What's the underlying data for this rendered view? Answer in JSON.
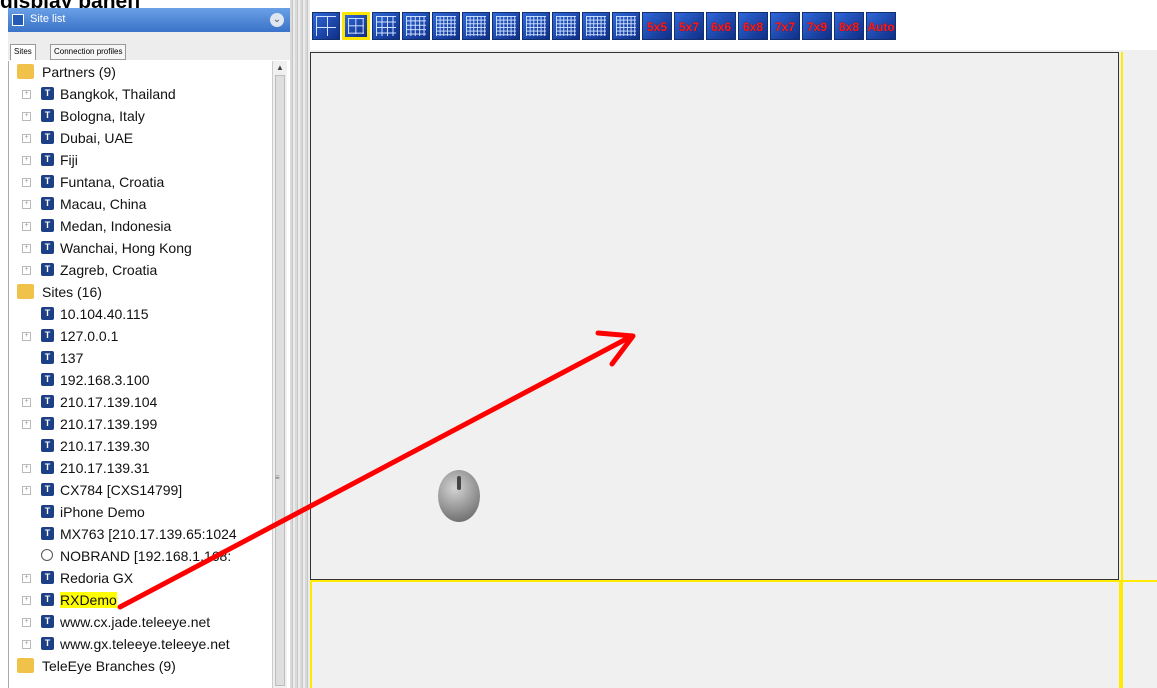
{
  "heading": "display panel]",
  "panel": {
    "title": "Site list",
    "tabs": [
      "Sites",
      "Connection profiles"
    ]
  },
  "tree": [
    {
      "type": "folder",
      "label": "Partners (9)"
    },
    {
      "type": "item",
      "label": "Bangkok, Thailand",
      "expand": true
    },
    {
      "type": "item",
      "label": "Bologna, Italy",
      "expand": true
    },
    {
      "type": "item",
      "label": "Dubai, UAE",
      "expand": true
    },
    {
      "type": "item",
      "label": "Fiji",
      "expand": true
    },
    {
      "type": "item",
      "label": "Funtana, Croatia",
      "expand": true
    },
    {
      "type": "item",
      "label": "Macau, China",
      "expand": true
    },
    {
      "type": "item",
      "label": "Medan, Indonesia",
      "expand": true
    },
    {
      "type": "item",
      "label": "Wanchai, Hong Kong",
      "expand": true
    },
    {
      "type": "item",
      "label": "Zagreb, Croatia",
      "expand": true
    },
    {
      "type": "folder",
      "label": "Sites (16)"
    },
    {
      "type": "item",
      "label": "10.104.40.115",
      "expand": false
    },
    {
      "type": "item",
      "label": "127.0.0.1",
      "expand": true
    },
    {
      "type": "item",
      "label": "137",
      "expand": false
    },
    {
      "type": "item",
      "label": "192.168.3.100",
      "expand": false
    },
    {
      "type": "item",
      "label": "210.17.139.104",
      "expand": true
    },
    {
      "type": "item",
      "label": "210.17.139.199",
      "expand": true
    },
    {
      "type": "item",
      "label": "210.17.139.30",
      "expand": false
    },
    {
      "type": "item",
      "label": "210.17.139.31",
      "expand": true
    },
    {
      "type": "item",
      "label": "CX784 [CXS14799]",
      "expand": true
    },
    {
      "type": "item",
      "label": "iPhone Demo",
      "expand": false
    },
    {
      "type": "item",
      "label": "MX763 [210.17.139.65:1024",
      "expand": false
    },
    {
      "type": "circle",
      "label": "NOBRAND [192.168.1.168:",
      "expand": false
    },
    {
      "type": "item",
      "label": "Redoria GX",
      "expand": true
    },
    {
      "type": "item",
      "label": "RXDemo",
      "expand": true,
      "highlight": true
    },
    {
      "type": "item",
      "label": "www.cx.jade.teleeye.net",
      "expand": true
    },
    {
      "type": "item",
      "label": "www.gx.teleeye.teleeye.net",
      "expand": true
    },
    {
      "type": "folder",
      "label": "TeleEye Branches (9)"
    }
  ],
  "toolbar": {
    "grid_buttons": [
      1,
      2,
      3,
      4,
      5,
      6,
      7,
      8,
      9,
      10,
      11
    ],
    "selected_index": 1,
    "text_buttons": [
      "5x5",
      "5x7",
      "6x6",
      "6x8",
      "7x7",
      "7x9",
      "8x8",
      "Auto"
    ]
  },
  "colors": {
    "accent": "#ffea00",
    "arrow": "#ff0000",
    "button": "#1f4fb8",
    "folder": "#f1c24a"
  }
}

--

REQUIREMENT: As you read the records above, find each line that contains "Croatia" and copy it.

OUTPUT:
      "label": "Funtana, Croatia",
      "label": "Zagreb, Croatia",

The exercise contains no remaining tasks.